and Twelth Army Corps from I Rappahannock River
Line, -ittanooga, Tennessee, a distance of
fourteen hundred miles. In eleven days. However,
even this was eclipsed fifteen months later, when
the Twenty-third Army Corps, seventeen thousand strong,
i on the banks of the Tenessee River, was needed
i-o help drive the last spike into the coffin of the
Confederacy. They were brought over t v, e route
as before, and in spite of flood, blizzard, broken-
down motive power, cars, and trackage, this job was
accomplished in less time than before.
The Baltimore and Ohio had one more serviee to
perform for the great war-time president, Abraham
Lincoln. Thi s was Indeed a very sad service, for it
is the Baltimore and Ohio that carried the President's
body from Washington. This untimely death was greatly
mourned, and the ranks of the mourners did not stop
at the imaginary Mason- Dixon Line.
In 1865, the War Between the States was brought to
a close, and the entire nation was faced with the
unpleasant task of reconstruction.
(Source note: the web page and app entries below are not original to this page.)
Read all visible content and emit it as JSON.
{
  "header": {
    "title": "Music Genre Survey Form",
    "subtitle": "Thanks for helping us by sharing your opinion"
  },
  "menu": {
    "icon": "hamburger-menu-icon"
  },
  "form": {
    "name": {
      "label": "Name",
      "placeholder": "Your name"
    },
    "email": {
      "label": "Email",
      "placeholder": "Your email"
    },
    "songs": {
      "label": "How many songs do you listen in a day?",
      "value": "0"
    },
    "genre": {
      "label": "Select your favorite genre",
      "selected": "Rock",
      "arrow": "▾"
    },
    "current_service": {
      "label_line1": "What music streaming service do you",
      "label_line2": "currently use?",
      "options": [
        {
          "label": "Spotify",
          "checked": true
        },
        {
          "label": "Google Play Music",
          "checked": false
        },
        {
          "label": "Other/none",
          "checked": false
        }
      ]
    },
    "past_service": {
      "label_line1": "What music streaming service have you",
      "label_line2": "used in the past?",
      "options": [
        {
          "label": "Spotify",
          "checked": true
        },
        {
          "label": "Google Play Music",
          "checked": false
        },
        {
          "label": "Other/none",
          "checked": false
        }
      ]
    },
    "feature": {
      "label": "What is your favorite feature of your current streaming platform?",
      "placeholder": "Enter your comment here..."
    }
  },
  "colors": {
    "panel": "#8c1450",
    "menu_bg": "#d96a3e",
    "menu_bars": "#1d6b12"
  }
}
The Confederate
soldiers returned to a ruined and bitter South. Its
great plantations were devasted, the few small industries
were snuffed, its public offices were overrun with corrupt
politicians, and its rails were retarded for twenty years.
Dixieland was destined, even to this day, not to regain
the position it had enjoyed previous to the war.
From this sad conflict, many lessons were learned;
as already mentioned, the advisability, if not necessity
of troop and supply transportation by rails, at that time
the only quick means. In addition, the merit of the
telegraph as a speedy method of communication was proven.
Indeed the truth of the statement of Nathan Buford Forrest ,
Confederate cavalaryman, was definitely borne out. He said,
and rather crudely so, "The feller that gits thar fustest
with the mostest men, wins the battle'. 1
However, more important than any of these results is
the one which we all look to pride with today. From the
ruins of a nation, practically torn apart by internal strife,
rose a new movement - to the West, and it was soon shown
that the United States was a confederation of states ,
bound from the Atlantic to the Pacific, and from the
Gulf to the Lakes, into one inseperable union, and one of
the greatest binders was the steel rails of the trans cont-